COLLEGE STATION, Texas — Sometimes it hurts to dispel facts with science, but a Texas A&M AgriLife expert said even though there is a National Snuggle a Chicken Day, celebrated on Jan. 8, he hopes people don’t hug and kiss chicks and chickens without proper awareness and precautions.
While the idea of snuggling up to these fluffy feathered friends may warm your heart, it’s essential to consider the well-being of the chickens as well as those who handle them.
Greg Archer, Ph.D., Texas A&M AgriLife Extension Service poultry specialist and associate professor in the Texas A&M College of Agriculture and Life Sciences Department of Poultry Science shared four reasons to avoid petting poultry:
- Chickens may have salmonella and other bacteria on them.
- Chickens may have external parasites that can get on and affect humans.
- Chickens like to peck shiny things, possibly including eyes.
- Handling can cause stress and possibly injury to the chicken.
Bacteria on chickens
The presence of salmonella and other bacteria on chickens raises health concerns for humans, emphasizing the importance of proper hygiene and precautions when interacting with chicken and other poultry like ducks. According to a report by the Center for Disease Control and Prevention, CDC, an estimated 1.35 million infections and 26,500 hospitalizations are caused by Salmonella bacteria in the U.S. every year.
If you must handle a bird, it is important to be mindful of sanitary precautions you should take like washing hands with soap and warm water and changing clothes worn during handling.
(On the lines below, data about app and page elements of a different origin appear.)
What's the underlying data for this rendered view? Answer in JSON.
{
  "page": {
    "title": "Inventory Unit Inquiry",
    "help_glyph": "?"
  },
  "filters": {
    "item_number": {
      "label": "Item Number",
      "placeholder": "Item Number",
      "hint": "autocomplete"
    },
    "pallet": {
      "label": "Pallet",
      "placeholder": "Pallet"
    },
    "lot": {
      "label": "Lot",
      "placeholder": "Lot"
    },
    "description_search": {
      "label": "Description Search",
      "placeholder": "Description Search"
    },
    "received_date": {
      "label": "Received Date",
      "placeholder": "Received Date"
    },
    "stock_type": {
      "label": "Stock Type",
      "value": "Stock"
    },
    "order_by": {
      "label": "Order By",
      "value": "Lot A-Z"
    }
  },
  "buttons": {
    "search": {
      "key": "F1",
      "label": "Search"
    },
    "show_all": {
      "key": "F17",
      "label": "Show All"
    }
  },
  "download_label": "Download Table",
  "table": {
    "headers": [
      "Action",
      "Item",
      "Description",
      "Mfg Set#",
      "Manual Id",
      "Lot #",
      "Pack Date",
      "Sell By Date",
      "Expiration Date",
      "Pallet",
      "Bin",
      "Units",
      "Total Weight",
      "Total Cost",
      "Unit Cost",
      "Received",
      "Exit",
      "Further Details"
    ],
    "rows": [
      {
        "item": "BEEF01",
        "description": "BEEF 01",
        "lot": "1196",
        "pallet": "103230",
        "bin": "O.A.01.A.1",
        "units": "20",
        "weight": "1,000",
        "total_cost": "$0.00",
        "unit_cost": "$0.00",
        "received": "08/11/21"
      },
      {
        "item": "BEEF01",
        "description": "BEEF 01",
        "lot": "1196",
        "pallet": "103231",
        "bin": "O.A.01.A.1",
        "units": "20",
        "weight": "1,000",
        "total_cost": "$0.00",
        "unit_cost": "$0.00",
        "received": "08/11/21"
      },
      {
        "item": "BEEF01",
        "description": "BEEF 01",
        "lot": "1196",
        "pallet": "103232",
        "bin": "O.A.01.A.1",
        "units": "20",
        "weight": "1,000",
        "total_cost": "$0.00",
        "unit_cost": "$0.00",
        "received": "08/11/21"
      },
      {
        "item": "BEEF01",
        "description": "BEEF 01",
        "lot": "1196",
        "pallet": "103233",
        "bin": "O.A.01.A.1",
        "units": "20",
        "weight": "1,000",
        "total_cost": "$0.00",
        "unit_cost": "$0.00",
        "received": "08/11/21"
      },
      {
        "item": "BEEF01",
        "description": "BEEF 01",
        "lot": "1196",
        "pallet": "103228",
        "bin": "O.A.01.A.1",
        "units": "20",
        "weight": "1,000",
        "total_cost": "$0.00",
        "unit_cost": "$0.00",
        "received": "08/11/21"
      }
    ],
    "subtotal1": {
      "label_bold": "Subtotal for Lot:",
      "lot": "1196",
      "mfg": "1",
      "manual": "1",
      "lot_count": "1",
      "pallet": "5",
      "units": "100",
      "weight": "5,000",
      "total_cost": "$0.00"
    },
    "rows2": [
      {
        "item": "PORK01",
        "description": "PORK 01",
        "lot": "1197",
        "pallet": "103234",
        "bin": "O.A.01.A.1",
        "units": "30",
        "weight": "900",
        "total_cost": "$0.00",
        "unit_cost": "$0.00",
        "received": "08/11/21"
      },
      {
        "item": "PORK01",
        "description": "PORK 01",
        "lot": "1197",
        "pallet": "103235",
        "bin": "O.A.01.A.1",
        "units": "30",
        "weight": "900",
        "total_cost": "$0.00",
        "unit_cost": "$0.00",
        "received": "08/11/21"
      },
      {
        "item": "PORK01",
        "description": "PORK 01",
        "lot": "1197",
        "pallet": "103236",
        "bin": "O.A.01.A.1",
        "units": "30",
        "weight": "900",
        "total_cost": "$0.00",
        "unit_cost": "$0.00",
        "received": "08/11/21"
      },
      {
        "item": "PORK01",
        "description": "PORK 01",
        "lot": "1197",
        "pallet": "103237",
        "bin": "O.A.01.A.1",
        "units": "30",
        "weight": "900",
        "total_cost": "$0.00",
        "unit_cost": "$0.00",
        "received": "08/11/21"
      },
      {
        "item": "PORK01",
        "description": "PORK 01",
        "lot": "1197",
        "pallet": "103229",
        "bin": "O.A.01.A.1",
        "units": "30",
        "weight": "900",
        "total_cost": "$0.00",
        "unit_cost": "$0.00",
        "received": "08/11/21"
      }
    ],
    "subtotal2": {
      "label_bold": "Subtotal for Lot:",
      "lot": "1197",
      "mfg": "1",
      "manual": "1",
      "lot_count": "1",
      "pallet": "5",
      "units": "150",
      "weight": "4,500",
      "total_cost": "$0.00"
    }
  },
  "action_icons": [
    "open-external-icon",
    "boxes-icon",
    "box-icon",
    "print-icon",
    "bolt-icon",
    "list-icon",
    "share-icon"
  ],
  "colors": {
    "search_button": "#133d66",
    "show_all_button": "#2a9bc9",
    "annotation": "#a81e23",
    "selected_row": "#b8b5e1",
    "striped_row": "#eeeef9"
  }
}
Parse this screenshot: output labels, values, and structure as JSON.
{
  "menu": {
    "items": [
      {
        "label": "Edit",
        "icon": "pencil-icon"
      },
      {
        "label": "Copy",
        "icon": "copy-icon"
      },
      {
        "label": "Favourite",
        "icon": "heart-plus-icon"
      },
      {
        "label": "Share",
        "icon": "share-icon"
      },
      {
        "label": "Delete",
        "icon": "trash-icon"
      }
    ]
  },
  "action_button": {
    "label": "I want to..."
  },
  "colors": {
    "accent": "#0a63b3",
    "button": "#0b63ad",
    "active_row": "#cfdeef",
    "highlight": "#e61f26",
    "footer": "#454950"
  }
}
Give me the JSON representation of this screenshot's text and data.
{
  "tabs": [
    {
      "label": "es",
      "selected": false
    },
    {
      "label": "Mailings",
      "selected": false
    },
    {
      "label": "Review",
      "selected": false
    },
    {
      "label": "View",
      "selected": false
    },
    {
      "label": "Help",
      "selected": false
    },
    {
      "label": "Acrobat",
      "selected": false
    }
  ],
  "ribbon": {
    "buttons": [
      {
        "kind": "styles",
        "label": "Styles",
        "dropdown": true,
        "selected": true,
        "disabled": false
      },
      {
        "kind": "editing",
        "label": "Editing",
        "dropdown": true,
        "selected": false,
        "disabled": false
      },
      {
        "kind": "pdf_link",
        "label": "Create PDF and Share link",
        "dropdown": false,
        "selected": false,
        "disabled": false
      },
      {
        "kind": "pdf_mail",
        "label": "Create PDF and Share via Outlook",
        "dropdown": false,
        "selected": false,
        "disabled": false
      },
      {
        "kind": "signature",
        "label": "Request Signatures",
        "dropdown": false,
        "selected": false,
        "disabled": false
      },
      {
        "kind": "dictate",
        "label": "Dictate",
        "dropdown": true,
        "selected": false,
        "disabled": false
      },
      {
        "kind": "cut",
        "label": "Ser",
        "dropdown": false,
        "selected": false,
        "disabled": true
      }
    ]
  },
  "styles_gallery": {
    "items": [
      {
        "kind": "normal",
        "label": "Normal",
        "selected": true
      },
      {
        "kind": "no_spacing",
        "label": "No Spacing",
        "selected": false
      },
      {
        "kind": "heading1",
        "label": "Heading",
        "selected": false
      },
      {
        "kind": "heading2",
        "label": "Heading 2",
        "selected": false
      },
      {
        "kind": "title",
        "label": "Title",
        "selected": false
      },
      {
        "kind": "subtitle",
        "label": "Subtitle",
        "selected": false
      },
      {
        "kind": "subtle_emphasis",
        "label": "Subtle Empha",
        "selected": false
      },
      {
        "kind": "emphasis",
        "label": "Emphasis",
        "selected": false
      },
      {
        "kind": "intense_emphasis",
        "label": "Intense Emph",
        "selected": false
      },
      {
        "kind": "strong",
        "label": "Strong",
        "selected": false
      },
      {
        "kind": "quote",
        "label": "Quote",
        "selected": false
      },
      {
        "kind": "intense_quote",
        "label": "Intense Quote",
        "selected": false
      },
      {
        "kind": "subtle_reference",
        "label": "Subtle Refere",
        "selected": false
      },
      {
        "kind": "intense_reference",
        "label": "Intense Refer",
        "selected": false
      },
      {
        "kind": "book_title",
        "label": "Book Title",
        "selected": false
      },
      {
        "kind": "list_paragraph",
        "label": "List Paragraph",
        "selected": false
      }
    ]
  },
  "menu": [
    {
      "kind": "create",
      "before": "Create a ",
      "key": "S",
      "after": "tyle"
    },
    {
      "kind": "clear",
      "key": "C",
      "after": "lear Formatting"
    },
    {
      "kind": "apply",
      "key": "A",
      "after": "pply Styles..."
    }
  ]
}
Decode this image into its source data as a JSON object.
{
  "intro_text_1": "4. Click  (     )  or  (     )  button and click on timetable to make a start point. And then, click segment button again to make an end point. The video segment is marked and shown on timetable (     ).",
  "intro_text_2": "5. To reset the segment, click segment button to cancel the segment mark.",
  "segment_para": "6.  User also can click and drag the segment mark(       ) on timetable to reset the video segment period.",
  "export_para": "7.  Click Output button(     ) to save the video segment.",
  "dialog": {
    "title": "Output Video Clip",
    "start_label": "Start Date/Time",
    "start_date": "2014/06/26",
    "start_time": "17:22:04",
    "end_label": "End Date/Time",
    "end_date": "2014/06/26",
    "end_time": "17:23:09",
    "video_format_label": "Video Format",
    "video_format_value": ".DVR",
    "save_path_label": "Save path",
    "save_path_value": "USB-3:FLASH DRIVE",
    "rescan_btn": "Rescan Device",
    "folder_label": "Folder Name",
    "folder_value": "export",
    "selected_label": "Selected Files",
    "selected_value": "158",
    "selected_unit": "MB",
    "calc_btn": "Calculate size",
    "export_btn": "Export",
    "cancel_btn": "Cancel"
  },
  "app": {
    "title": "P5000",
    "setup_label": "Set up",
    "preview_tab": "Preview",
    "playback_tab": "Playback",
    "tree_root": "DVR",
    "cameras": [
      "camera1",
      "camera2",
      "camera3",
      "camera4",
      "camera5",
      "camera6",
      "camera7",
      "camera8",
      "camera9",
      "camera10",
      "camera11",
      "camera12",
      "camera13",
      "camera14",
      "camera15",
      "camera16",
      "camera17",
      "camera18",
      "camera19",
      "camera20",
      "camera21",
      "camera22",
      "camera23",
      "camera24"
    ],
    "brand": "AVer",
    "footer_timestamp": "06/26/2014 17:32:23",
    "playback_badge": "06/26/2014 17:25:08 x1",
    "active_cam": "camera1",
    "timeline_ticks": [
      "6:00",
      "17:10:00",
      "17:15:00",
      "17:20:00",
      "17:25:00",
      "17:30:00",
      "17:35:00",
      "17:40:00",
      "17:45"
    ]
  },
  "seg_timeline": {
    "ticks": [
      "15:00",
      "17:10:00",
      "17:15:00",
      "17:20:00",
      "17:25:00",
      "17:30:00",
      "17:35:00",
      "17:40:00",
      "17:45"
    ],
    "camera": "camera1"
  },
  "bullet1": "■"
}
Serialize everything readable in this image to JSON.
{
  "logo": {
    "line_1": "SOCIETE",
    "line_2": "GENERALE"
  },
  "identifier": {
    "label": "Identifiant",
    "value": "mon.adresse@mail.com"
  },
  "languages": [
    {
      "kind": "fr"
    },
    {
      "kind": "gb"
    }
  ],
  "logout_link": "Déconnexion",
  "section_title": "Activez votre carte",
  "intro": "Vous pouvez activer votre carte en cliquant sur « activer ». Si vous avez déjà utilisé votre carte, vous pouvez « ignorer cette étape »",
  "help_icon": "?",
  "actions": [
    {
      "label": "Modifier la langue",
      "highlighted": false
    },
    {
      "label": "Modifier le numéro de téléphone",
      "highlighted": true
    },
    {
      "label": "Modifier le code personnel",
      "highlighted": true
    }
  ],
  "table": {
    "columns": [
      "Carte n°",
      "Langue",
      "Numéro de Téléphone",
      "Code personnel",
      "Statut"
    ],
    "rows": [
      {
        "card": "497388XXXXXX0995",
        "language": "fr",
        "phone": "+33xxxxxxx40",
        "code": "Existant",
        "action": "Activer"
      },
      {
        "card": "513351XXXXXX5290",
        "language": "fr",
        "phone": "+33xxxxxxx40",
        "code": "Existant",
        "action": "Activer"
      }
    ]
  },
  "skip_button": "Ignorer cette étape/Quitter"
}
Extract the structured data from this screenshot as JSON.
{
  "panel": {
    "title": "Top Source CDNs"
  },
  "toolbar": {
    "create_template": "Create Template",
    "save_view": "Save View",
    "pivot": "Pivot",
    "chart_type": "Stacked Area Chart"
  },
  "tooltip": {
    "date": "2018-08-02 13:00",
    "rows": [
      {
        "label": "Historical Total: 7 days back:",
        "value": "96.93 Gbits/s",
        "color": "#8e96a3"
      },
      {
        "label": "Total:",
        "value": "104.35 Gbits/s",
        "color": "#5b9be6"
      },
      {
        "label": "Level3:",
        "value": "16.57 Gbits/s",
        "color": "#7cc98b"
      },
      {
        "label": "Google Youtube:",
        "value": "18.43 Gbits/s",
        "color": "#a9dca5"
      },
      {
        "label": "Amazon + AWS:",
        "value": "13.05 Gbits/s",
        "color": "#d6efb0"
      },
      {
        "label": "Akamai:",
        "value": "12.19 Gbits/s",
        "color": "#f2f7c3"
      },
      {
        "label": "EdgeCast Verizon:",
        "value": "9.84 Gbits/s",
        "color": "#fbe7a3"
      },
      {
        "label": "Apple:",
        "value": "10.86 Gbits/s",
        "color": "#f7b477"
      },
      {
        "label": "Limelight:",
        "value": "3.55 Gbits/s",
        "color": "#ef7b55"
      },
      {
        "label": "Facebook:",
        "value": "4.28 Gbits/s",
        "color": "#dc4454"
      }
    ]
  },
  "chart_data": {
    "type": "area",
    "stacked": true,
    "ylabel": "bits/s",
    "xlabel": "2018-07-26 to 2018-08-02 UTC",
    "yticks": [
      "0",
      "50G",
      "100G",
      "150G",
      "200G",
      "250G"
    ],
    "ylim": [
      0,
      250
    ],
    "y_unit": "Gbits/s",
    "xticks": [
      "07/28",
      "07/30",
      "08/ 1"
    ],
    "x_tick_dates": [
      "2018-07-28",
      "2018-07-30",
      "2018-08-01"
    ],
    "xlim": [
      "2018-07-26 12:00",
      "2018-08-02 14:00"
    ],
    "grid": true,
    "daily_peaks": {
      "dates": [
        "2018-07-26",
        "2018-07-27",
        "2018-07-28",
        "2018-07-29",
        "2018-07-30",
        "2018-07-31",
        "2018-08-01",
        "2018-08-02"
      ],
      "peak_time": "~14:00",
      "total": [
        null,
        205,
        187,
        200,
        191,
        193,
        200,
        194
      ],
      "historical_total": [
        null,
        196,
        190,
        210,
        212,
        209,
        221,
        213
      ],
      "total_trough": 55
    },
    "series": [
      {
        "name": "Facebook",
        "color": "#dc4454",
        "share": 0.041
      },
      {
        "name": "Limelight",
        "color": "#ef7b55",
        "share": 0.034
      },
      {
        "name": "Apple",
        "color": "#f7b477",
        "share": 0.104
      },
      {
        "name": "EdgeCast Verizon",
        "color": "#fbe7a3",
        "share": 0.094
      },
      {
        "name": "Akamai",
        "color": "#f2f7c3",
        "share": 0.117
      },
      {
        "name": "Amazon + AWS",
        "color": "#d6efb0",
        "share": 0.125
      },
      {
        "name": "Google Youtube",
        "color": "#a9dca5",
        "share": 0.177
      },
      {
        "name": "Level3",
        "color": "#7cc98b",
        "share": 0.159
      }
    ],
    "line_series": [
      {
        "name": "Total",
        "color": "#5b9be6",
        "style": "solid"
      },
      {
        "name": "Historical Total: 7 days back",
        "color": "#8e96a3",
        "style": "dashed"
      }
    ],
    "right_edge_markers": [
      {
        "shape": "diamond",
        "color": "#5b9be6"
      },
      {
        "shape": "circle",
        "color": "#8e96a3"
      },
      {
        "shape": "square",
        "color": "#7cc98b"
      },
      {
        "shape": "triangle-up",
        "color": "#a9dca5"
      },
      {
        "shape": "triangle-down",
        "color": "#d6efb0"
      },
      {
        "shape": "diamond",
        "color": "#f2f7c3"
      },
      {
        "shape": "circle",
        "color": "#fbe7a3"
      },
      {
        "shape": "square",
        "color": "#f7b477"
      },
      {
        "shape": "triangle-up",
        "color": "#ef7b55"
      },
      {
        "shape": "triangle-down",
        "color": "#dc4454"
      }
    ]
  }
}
This can help reduce potential salmonella exposure or its spread into the home after handling, Archer said.
Mites, lice, ticks, fleas, even bed bugs and other external parasites can be found on poultry, including chickens, he said. Poultry flocks and coops should be protected from pest outbreaks, but these little biters are another reason to exercise caution and proper sanitation when handling chickens.
Archer suggested adults educate children about the risks and potential dangers associated with handling chickens, including avoiding a potentially harmful peck from a larger bird.
Stress on the birds
Something to also be mindful of is the potential stress holding and petting chickens may put on the animals.
“Stress can lead to reduced egg production and reduced immunity,” Archer said.
To avoid unwanted stress on the animals, being slow and calm with them is a great first step. Archer also recommends daily interactions with the animals so they become more accustomed to you and handling by you.
Birds are prey animals and can tend to hide their stress well. So, what are the signs that you may be causing stress? Archer said observing if a chicken is not eating, drinking or producing fewer eggs than normal are three major clues the animal is under stress. Another clue is if they are vocalizing more and/or differently than normal.
Archer said he understands many backyard poultry producers treat their flocks like family. While interacting with these animals should be fun, it also comes with the responsibility to protect the birds, yourself and your loved ones.
“I hate to be a buzzkill about the ‘snuggle a chicken day,’” Archer said. “I want people to treat their flocks like productive members of the family, but I also want them to be smart about handling them.”
Texas A&M AgriLife Communications